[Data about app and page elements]
- - -

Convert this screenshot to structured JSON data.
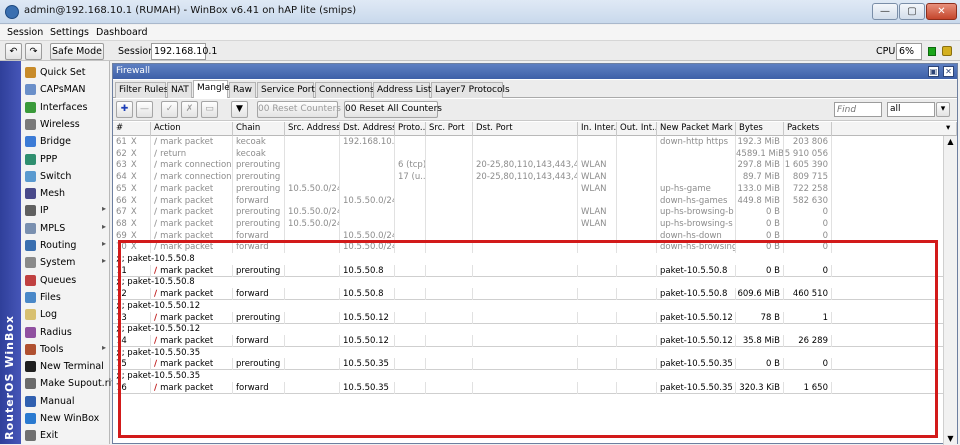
{
  "window": {
    "title": "admin@192.168.10.1 (RUMAH) - WinBox v6.41 on hAP lite (smips)",
    "minimize_glyph": "—",
    "maximize_glyph": "▢",
    "close_glyph": "✕"
  },
  "menu": [
    "Session",
    "Settings",
    "Dashboard"
  ],
  "toolbar": {
    "undo_glyph": "↶",
    "redo_glyph": "↷",
    "safe_mode": "Safe Mode",
    "session_label": "Session:",
    "session_value": "192.168.10.1",
    "cpu_label": "CPU:",
    "cpu_value": "6%"
  },
  "vstrip_text": "RouterOS WinBox",
  "sidebar": [
    {
      "label": "Quick Set",
      "icon": "quickset-icon",
      "color": "#c88b2a",
      "arrow": false
    },
    {
      "label": "CAPsMAN",
      "icon": "capsman-icon",
      "color": "#6a8fc9",
      "arrow": false
    },
    {
      "label": "Interfaces",
      "icon": "interfaces-icon",
      "color": "#3a9a3a",
      "arrow": false
    },
    {
      "label": "Wireless",
      "icon": "wireless-icon",
      "color": "#7a7a7a",
      "arrow": false
    },
    {
      "label": "Bridge",
      "icon": "bridge-icon",
      "color": "#3c7bd6",
      "arrow": false
    },
    {
      "label": "PPP",
      "icon": "ppp-icon",
      "color": "#2f8f6f",
      "arrow": false
    },
    {
      "label": "Switch",
      "icon": "switch-icon",
      "color": "#5a9ad0",
      "arrow": false
    },
    {
      "label": "Mesh",
      "icon": "mesh-icon",
      "color": "#4a4a8a",
      "arrow": false
    },
    {
      "label": "IP",
      "icon": "ip-icon",
      "color": "#606060",
      "arrow": true
    },
    {
      "label": "MPLS",
      "icon": "mpls-icon",
      "color": "#7a90b0",
      "arrow": true
    },
    {
      "label": "Routing",
      "icon": "routing-icon",
      "color": "#3a6fb0",
      "arrow": true
    },
    {
      "label": "System",
      "icon": "system-icon",
      "color": "#8a8a8a",
      "arrow": true
    },
    {
      "label": "Queues",
      "icon": "queues-icon",
      "color": "#c04040",
      "arrow": false
    },
    {
      "label": "Files",
      "icon": "files-icon",
      "color": "#4a88c8",
      "arrow": false
    },
    {
      "label": "Log",
      "icon": "log-icon",
      "color": "#d8c070",
      "arrow": false
    },
    {
      "label": "Radius",
      "icon": "radius-icon",
      "color": "#9050a0",
      "arrow": false
    },
    {
      "label": "Tools",
      "icon": "tools-icon",
      "color": "#b05030",
      "arrow": true
    },
    {
      "label": "New Terminal",
      "icon": "terminal-icon",
      "color": "#202020",
      "arrow": false
    },
    {
      "label": "Make Supout.rif",
      "icon": "supout-icon",
      "color": "#6a6a6a",
      "arrow": false
    },
    {
      "label": "Manual",
      "icon": "manual-icon",
      "color": "#3060b0",
      "arrow": false
    },
    {
      "label": "New WinBox",
      "icon": "winbox-icon",
      "color": "#2a7ad0",
      "arrow": false
    },
    {
      "label": "Exit",
      "icon": "exit-icon",
      "color": "#707070",
      "arrow": false
    }
  ],
  "firewall": {
    "title": "Firewall",
    "restore_glyph": "▣",
    "close_glyph": "✕",
    "tabs": [
      "Filter Rules",
      "NAT",
      "Mangle",
      "Raw",
      "Service Ports",
      "Connections",
      "Address Lists",
      "Layer7 Protocols"
    ],
    "active_tab": "Mangle",
    "actions": {
      "add_glyph": "✚",
      "remove_glyph": "—",
      "enable_glyph": "✓",
      "disable_glyph": "✗",
      "comment_glyph": "▭",
      "filter_glyph": "▼",
      "reset_counters": "00 Reset Counters",
      "reset_all_counters": "00 Reset All Counters",
      "find_placeholder": "Find",
      "filter_value": "all",
      "dropdown_glyph": "▾"
    },
    "columns": [
      "#",
      "Action",
      "Chain",
      "Src. Address",
      "Dst. Address",
      "Proto...",
      "Src. Port",
      "Dst. Port",
      "In. Inter...",
      "Out. Int...",
      "New Packet Mark",
      "Bytes",
      "Packets"
    ],
    "rows": [
      {
        "type": "rule",
        "disabled": true,
        "num": "61",
        "flag": "X",
        "action": "mark packet",
        "chain": "kecoak",
        "src": "",
        "dst": "192.168.10...",
        "proto": "",
        "sport": "",
        "dport": "",
        "in": "",
        "out": "",
        "mark": "down-http https",
        "bytes": "192.3 MiB",
        "packets": "203 806"
      },
      {
        "type": "rule",
        "disabled": true,
        "num": "62",
        "flag": "X",
        "action": "return",
        "chain": "kecoak",
        "src": "",
        "dst": "",
        "proto": "",
        "sport": "",
        "dport": "",
        "in": "",
        "out": "",
        "mark": "",
        "bytes": "4589.1 MiB",
        "packets": "5 910 056"
      },
      {
        "type": "rule",
        "disabled": true,
        "num": "63",
        "flag": "X",
        "action": "mark connection",
        "chain": "prerouting",
        "src": "",
        "dst": "",
        "proto": "6 (tcp)",
        "sport": "",
        "dport": "20-25,80,110,143,443,4...",
        "in": "WLAN",
        "out": "",
        "mark": "",
        "bytes": "297.8 MiB",
        "packets": "1 605 390"
      },
      {
        "type": "rule",
        "disabled": true,
        "num": "64",
        "flag": "X",
        "action": "mark connection",
        "chain": "prerouting",
        "src": "",
        "dst": "",
        "proto": "17 (u...",
        "sport": "",
        "dport": "20-25,80,110,143,443,4...",
        "in": "WLAN",
        "out": "",
        "mark": "",
        "bytes": "89.7 MiB",
        "packets": "809 715"
      },
      {
        "type": "rule",
        "disabled": true,
        "num": "65",
        "flag": "X",
        "action": "mark packet",
        "chain": "prerouting",
        "src": "10.5.50.0/24",
        "dst": "",
        "proto": "",
        "sport": "",
        "dport": "",
        "in": "WLAN",
        "out": "",
        "mark": "up-hs-game",
        "bytes": "133.0 MiB",
        "packets": "722 258"
      },
      {
        "type": "rule",
        "disabled": true,
        "num": "66",
        "flag": "X",
        "action": "mark packet",
        "chain": "forward",
        "src": "",
        "dst": "10.5.50.0/24",
        "proto": "",
        "sport": "",
        "dport": "",
        "in": "",
        "out": "",
        "mark": "down-hs-games",
        "bytes": "449.8 MiB",
        "packets": "582 630"
      },
      {
        "type": "rule",
        "disabled": true,
        "num": "67",
        "flag": "X",
        "action": "mark packet",
        "chain": "prerouting",
        "src": "10.5.50.0/24",
        "dst": "",
        "proto": "",
        "sport": "",
        "dport": "",
        "in": "WLAN",
        "out": "",
        "mark": "up-hs-browsing-b",
        "bytes": "0 B",
        "packets": "0"
      },
      {
        "type": "rule",
        "disabled": true,
        "num": "68",
        "flag": "X",
        "action": "mark packet",
        "chain": "prerouting",
        "src": "10.5.50.0/24",
        "dst": "",
        "proto": "",
        "sport": "",
        "dport": "",
        "in": "WLAN",
        "out": "",
        "mark": "up-hs-browsing-s",
        "bytes": "0 B",
        "packets": "0"
      },
      {
        "type": "rule",
        "disabled": true,
        "num": "69",
        "flag": "X",
        "action": "mark packet",
        "chain": "forward",
        "src": "",
        "dst": "10.5.50.0/24",
        "proto": "",
        "sport": "",
        "dport": "",
        "in": "",
        "out": "",
        "mark": "down-hs-down",
        "bytes": "0 B",
        "packets": "0"
      },
      {
        "type": "rule",
        "disabled": true,
        "num": "70",
        "flag": "X",
        "action": "mark packet",
        "chain": "forward",
        "src": "",
        "dst": "10.5.50.0/24",
        "proto": "",
        "sport": "",
        "dport": "",
        "in": "",
        "out": "",
        "mark": "down-hs-browsing",
        "bytes": "0 B",
        "packets": "0"
      },
      {
        "type": "comment",
        "text": ";;; paket-10.5.50.8"
      },
      {
        "type": "rule",
        "disabled": false,
        "num": "71",
        "flag": "",
        "action": "mark packet",
        "chain": "prerouting",
        "src": "",
        "dst": "10.5.50.8",
        "proto": "",
        "sport": "",
        "dport": "",
        "in": "",
        "out": "",
        "mark": "paket-10.5.50.8",
        "bytes": "0 B",
        "packets": "0"
      },
      {
        "type": "comment",
        "text": ";;; paket-10.5.50.8"
      },
      {
        "type": "rule",
        "disabled": false,
        "num": "72",
        "flag": "",
        "action": "mark packet",
        "chain": "forward",
        "src": "",
        "dst": "10.5.50.8",
        "proto": "",
        "sport": "",
        "dport": "",
        "in": "",
        "out": "",
        "mark": "paket-10.5.50.8",
        "bytes": "609.6 MiB",
        "packets": "460 510"
      },
      {
        "type": "comment",
        "text": ";;; paket-10.5.50.12"
      },
      {
        "type": "rule",
        "disabled": false,
        "num": "73",
        "flag": "",
        "action": "mark packet",
        "chain": "prerouting",
        "src": "",
        "dst": "10.5.50.12",
        "proto": "",
        "sport": "",
        "dport": "",
        "in": "",
        "out": "",
        "mark": "paket-10.5.50.12",
        "bytes": "78 B",
        "packets": "1"
      },
      {
        "type": "comment",
        "text": ";;; paket-10.5.50.12"
      },
      {
        "type": "rule",
        "disabled": false,
        "num": "74",
        "flag": "",
        "action": "mark packet",
        "chain": "forward",
        "src": "",
        "dst": "10.5.50.12",
        "proto": "",
        "sport": "",
        "dport": "",
        "in": "",
        "out": "",
        "mark": "paket-10.5.50.12",
        "bytes": "35.8 MiB",
        "packets": "26 289"
      },
      {
        "type": "comment",
        "text": ";;; paket-10.5.50.35"
      },
      {
        "type": "rule",
        "disabled": false,
        "num": "75",
        "flag": "",
        "action": "mark packet",
        "chain": "prerouting",
        "src": "",
        "dst": "10.5.50.35",
        "proto": "",
        "sport": "",
        "dport": "",
        "in": "",
        "out": "",
        "mark": "paket-10.5.50.35",
        "bytes": "0 B",
        "packets": "0"
      },
      {
        "type": "comment",
        "text": ";;; paket-10.5.50.35"
      },
      {
        "type": "rule",
        "disabled": false,
        "num": "76",
        "flag": "",
        "action": "mark packet",
        "chain": "forward",
        "src": "",
        "dst": "10.5.50.35",
        "proto": "",
        "sport": "",
        "dport": "",
        "in": "",
        "out": "",
        "mark": "paket-10.5.50.35",
        "bytes": "320.3 KiB",
        "packets": "1 650"
      }
    ],
    "scroll_up_glyph": "▲",
    "scroll_down_glyph": "▼"
  },
  "colors": {
    "highlight": "#d21a1a",
    "pen_enabled": "#c02020",
    "pen_disabled": "#a0a0a0",
    "add": "#1d3fb8",
    "status_green": "#1aa51a"
  }
}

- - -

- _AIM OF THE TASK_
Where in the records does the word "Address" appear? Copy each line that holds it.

- _RESULT OF THIS EXERCISE_
      "Address Lists",
      "Src. Address",
      "Dst. Address",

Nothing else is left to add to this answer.